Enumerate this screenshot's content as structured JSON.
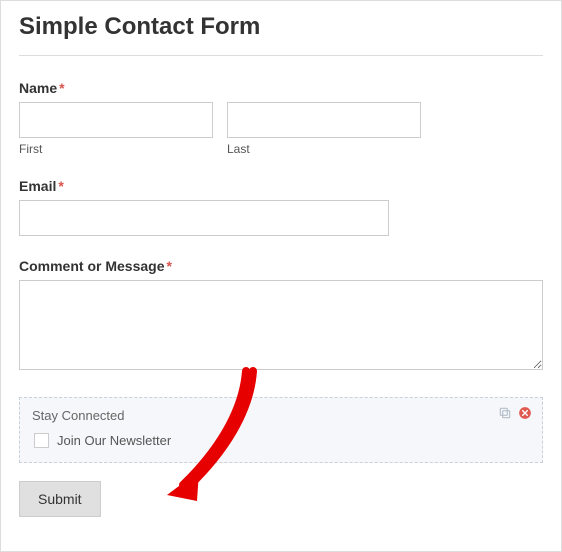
{
  "title": "Simple Contact Form",
  "name": {
    "label": "Name",
    "required": "*",
    "first_sublabel": "First",
    "last_sublabel": "Last"
  },
  "email": {
    "label": "Email",
    "required": "*"
  },
  "comment": {
    "label": "Comment or Message",
    "required": "*"
  },
  "newsletter": {
    "block_title": "Stay Connected",
    "checkbox_label": "Join Our Newsletter"
  },
  "submit_label": "Submit"
}
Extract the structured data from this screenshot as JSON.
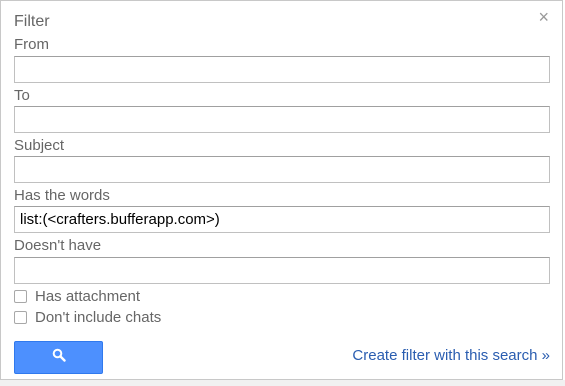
{
  "dialog": {
    "title": "Filter",
    "close_icon": "×"
  },
  "fields": [
    {
      "label": "From",
      "value": ""
    },
    {
      "label": "To",
      "value": ""
    },
    {
      "label": "Subject",
      "value": ""
    },
    {
      "label": "Has the words",
      "value": "list:(<crafters.bufferapp.com>)"
    },
    {
      "label": "Doesn't have",
      "value": ""
    }
  ],
  "checkboxes": [
    {
      "label": "Has attachment",
      "checked": false
    },
    {
      "label": "Don't include chats",
      "checked": false
    }
  ],
  "actions": {
    "search_icon": "search-icon",
    "create_filter_label": "Create filter with this search »"
  },
  "colors": {
    "accent": "#4d90fe",
    "link": "#2a5db0"
  }
}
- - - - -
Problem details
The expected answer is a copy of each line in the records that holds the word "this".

Completed task
Enumerate this screenshot's content as structured JSON.
Extract the structured data from this screenshot as JSON.
    "create_filter_label": "Create filter with this search »"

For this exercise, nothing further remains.